Noticing this brought a strong understanding of why many boys are the way they are. Why they don’t show as much emotions as we do, why they sometimes focus so much on sports, and less so on relationships, friendships, or family. When I stopped acting like a princess, like I was the victim, had an excuse to be moody and emotional, and stopped thinking that they were just arrogant or disrespectful by nature, I saw that everything I go through, they go through too. All my life I had just expected boys to be kind and expressive, and when they weren’t I got angry and didn’t think about the huge pressure to be ‘tough’ and not show any emotion; compassion, sadness, guilt, joy, as that was a sign of apparent ‘weakness’.

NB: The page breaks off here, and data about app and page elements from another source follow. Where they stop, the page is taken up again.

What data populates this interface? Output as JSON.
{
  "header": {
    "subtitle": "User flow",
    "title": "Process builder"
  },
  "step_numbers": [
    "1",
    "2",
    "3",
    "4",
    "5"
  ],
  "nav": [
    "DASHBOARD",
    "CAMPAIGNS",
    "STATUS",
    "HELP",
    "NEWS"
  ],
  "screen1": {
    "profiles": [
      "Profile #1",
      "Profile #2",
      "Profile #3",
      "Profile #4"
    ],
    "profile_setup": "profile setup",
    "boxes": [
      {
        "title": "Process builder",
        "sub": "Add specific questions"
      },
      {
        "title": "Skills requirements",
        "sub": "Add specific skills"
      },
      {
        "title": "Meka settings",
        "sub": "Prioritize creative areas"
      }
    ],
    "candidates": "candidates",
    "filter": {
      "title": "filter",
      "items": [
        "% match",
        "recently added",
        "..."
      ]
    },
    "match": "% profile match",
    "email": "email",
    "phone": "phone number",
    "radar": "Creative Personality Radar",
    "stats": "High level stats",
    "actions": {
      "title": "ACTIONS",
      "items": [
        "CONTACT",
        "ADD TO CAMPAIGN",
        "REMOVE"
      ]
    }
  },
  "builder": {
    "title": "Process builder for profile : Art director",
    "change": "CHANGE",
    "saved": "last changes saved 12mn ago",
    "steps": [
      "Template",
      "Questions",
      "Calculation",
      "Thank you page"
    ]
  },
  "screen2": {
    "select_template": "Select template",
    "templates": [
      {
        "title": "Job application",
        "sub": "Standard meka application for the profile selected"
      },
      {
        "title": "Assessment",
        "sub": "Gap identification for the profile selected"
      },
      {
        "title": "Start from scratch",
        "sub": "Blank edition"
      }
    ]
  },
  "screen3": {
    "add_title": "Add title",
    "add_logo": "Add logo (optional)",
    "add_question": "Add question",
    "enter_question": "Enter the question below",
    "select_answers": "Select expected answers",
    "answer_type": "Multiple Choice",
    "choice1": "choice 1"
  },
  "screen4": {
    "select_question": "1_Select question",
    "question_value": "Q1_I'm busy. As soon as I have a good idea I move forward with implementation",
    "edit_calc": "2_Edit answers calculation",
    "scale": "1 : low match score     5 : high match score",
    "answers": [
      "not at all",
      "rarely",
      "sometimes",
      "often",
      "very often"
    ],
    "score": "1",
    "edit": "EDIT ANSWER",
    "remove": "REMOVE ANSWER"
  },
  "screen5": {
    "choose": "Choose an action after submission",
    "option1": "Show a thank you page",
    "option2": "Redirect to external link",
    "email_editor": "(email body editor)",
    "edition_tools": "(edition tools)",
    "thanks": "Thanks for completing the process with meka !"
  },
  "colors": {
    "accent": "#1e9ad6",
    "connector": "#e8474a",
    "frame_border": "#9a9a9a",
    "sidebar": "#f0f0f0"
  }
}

Obviously I only know what it’s like from a girl’s perspective, so I felt to ask guys the same question – putting aside the gender dispute of who’s better, are there things about a girls life you can appreciate or learn from?
‘I see so much pressure put on girls to be skinny and have the 'perfect body'. These pressures come from places like social media sites, magazines, newspapers and their own peers. Because of how much pressure there is, I find it amazing that some girls choose to be themselves and they don't go out to get the perfect body either by starving themselves or wearing excessive amounts of make-up. I’ve noticed that a lot of girls do those things though, and I know it can be quite tough not to’.
Boy, Aged 14.
And this statement in itself, makes me wonder what it would be like if girls and boys could LEARN from each other’s behaviours, rather than judge or compare. Girls are stereotypically, and from my experience generally more expressive than boys – they like to talk their issues out, rather than keep them bottled up. So what would it look like if guys stopped seeing what they’re going through as ‘weak’, and started to open up more? Maybe then they would feel less need to let out their anger during aggressive sports like rugby, boxing or martial arts (side note: girls do this too!) and often injuring themselves in the process.
There is a lot for girls to learn too. We often make dramas out of the littlest of things, and our jealousy and comparison with each other can be quite extreme. I’m not saying boys have these things perfect, but there is certainly a way they go about things that requires less complication and ‘bitchiness’.
And could it be that the way to learn is to observe each other?
All of the blogs on From Our Eyes have been written by young people. They are about the kind of issues and problems teenagers face on a constant basis, as well as worldwide epidemics that not only youth, but EVERYONE experiences day to day.